▶ _Assigned task_
For the word "JSON", search the records and show each line in which it occurs.

▶ _Dataset rows for apps and sites_
________

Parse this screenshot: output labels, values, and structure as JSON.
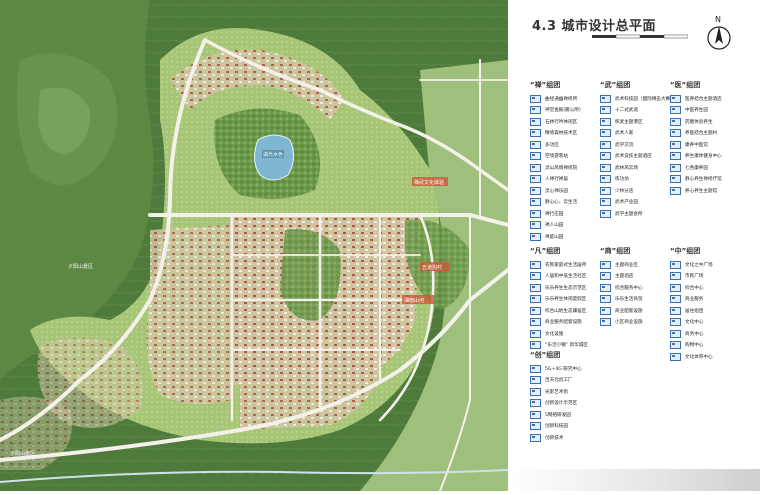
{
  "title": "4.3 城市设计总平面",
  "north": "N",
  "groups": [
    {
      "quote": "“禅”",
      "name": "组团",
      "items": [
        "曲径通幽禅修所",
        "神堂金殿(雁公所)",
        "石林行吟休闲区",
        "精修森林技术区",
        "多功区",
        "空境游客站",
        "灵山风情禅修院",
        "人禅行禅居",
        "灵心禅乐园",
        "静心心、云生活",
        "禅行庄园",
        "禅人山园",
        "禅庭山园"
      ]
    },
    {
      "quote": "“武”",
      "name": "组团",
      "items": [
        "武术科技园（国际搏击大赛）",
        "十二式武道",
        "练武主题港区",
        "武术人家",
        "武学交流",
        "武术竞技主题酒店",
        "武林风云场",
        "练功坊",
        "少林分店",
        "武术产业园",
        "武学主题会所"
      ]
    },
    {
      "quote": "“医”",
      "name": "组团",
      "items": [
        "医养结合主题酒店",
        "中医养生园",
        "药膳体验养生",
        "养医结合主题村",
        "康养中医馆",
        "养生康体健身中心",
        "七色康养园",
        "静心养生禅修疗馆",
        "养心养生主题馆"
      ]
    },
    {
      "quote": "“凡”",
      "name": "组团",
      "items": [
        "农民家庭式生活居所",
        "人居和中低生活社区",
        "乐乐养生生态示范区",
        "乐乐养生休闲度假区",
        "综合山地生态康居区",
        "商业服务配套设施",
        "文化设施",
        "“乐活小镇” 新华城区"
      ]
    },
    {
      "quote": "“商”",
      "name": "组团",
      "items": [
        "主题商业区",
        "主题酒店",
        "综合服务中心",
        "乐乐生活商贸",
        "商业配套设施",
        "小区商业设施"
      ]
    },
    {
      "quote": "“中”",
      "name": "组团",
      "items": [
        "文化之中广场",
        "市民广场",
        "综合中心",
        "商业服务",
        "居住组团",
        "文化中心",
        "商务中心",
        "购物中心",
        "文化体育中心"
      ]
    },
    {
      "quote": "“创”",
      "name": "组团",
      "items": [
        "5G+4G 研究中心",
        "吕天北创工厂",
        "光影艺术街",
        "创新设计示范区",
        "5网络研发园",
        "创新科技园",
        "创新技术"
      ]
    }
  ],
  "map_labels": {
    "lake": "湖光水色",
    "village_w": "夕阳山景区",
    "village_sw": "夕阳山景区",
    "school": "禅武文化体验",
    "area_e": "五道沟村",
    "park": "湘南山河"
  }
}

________

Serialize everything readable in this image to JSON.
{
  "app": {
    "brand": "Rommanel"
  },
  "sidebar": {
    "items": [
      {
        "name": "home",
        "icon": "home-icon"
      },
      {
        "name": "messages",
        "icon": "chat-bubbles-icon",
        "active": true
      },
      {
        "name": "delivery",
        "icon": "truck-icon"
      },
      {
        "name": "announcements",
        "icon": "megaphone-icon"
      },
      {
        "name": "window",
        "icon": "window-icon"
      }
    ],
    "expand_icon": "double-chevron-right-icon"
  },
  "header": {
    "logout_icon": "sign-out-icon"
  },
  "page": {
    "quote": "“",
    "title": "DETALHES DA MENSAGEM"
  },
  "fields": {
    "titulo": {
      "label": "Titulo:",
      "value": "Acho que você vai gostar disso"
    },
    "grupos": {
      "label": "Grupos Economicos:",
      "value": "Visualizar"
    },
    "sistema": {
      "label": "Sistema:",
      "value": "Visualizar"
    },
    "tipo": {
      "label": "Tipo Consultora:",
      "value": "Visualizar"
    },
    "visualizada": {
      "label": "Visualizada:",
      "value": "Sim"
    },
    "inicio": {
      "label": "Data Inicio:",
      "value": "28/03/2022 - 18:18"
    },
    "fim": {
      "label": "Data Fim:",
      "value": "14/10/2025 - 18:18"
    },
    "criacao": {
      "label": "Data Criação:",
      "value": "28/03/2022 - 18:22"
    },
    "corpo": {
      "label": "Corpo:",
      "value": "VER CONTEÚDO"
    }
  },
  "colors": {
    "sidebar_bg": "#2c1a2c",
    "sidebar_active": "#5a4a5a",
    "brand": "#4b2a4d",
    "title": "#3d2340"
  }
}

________

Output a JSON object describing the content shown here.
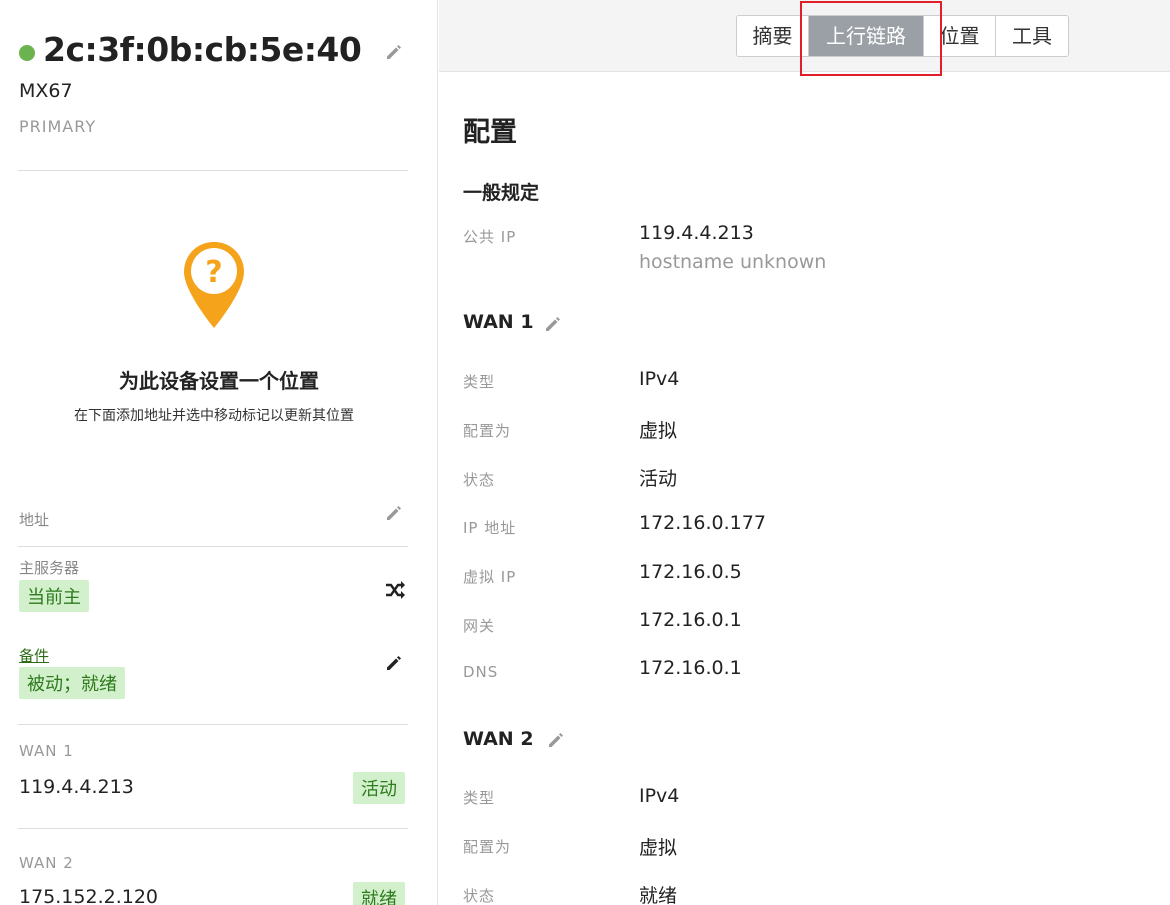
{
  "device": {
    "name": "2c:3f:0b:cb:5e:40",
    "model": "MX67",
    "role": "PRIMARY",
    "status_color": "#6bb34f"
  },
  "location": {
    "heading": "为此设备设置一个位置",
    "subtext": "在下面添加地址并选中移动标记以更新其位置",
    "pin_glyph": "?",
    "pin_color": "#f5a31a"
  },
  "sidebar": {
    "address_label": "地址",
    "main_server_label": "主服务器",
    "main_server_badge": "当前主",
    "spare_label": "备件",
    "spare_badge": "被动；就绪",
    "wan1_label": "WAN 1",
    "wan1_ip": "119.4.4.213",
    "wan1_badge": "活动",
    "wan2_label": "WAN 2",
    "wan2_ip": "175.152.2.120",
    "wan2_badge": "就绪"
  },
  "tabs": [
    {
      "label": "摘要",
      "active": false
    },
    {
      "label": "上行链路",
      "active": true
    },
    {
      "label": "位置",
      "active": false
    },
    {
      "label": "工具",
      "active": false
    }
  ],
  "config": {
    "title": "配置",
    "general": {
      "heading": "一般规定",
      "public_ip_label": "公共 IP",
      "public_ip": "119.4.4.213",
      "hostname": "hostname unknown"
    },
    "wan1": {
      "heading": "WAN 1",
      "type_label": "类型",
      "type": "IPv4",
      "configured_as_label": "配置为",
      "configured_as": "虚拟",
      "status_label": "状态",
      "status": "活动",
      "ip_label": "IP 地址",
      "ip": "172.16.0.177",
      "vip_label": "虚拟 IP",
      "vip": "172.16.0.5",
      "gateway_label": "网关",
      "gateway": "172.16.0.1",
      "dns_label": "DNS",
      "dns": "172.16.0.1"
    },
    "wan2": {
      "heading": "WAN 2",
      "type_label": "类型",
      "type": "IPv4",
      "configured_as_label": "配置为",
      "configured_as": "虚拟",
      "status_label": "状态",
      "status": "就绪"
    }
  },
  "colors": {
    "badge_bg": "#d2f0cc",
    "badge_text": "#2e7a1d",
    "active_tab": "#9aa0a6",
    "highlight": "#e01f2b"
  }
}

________

▶ _Result_
Parse this screenshot: output labels, values, and structure as JSON.
Serialize everything readable in this image to JSON.
Output a JSON object describing the content shown here.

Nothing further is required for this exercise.